• Exercise aim
Lines containing "Poland" should be pulled from the material below.

• Data extract
----
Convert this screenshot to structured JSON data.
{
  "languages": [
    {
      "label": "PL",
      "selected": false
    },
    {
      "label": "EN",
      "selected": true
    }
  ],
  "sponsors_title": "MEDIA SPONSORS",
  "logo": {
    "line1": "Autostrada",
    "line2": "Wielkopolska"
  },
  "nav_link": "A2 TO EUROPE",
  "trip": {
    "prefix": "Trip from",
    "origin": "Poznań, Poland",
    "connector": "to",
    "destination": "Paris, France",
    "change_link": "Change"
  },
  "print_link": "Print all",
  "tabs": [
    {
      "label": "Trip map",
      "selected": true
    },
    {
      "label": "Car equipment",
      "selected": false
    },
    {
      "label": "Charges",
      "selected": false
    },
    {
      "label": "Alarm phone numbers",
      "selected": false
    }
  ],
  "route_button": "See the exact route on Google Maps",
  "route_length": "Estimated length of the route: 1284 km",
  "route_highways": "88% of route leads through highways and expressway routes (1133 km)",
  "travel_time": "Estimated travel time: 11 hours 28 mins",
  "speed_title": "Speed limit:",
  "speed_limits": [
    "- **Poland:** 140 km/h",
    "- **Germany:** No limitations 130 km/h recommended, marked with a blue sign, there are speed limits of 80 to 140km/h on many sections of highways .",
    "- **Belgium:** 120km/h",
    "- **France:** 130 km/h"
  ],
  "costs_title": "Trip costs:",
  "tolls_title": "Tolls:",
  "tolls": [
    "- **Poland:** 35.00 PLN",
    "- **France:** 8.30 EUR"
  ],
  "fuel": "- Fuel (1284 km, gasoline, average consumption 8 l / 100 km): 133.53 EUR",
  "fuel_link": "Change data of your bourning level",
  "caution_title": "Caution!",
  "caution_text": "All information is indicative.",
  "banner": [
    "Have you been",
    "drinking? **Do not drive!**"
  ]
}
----
• Reply
    "origin": "Poznań, Poland",
    "- **Poland:** 140 km/h",
    "- **Poland:** 35.00 PLN",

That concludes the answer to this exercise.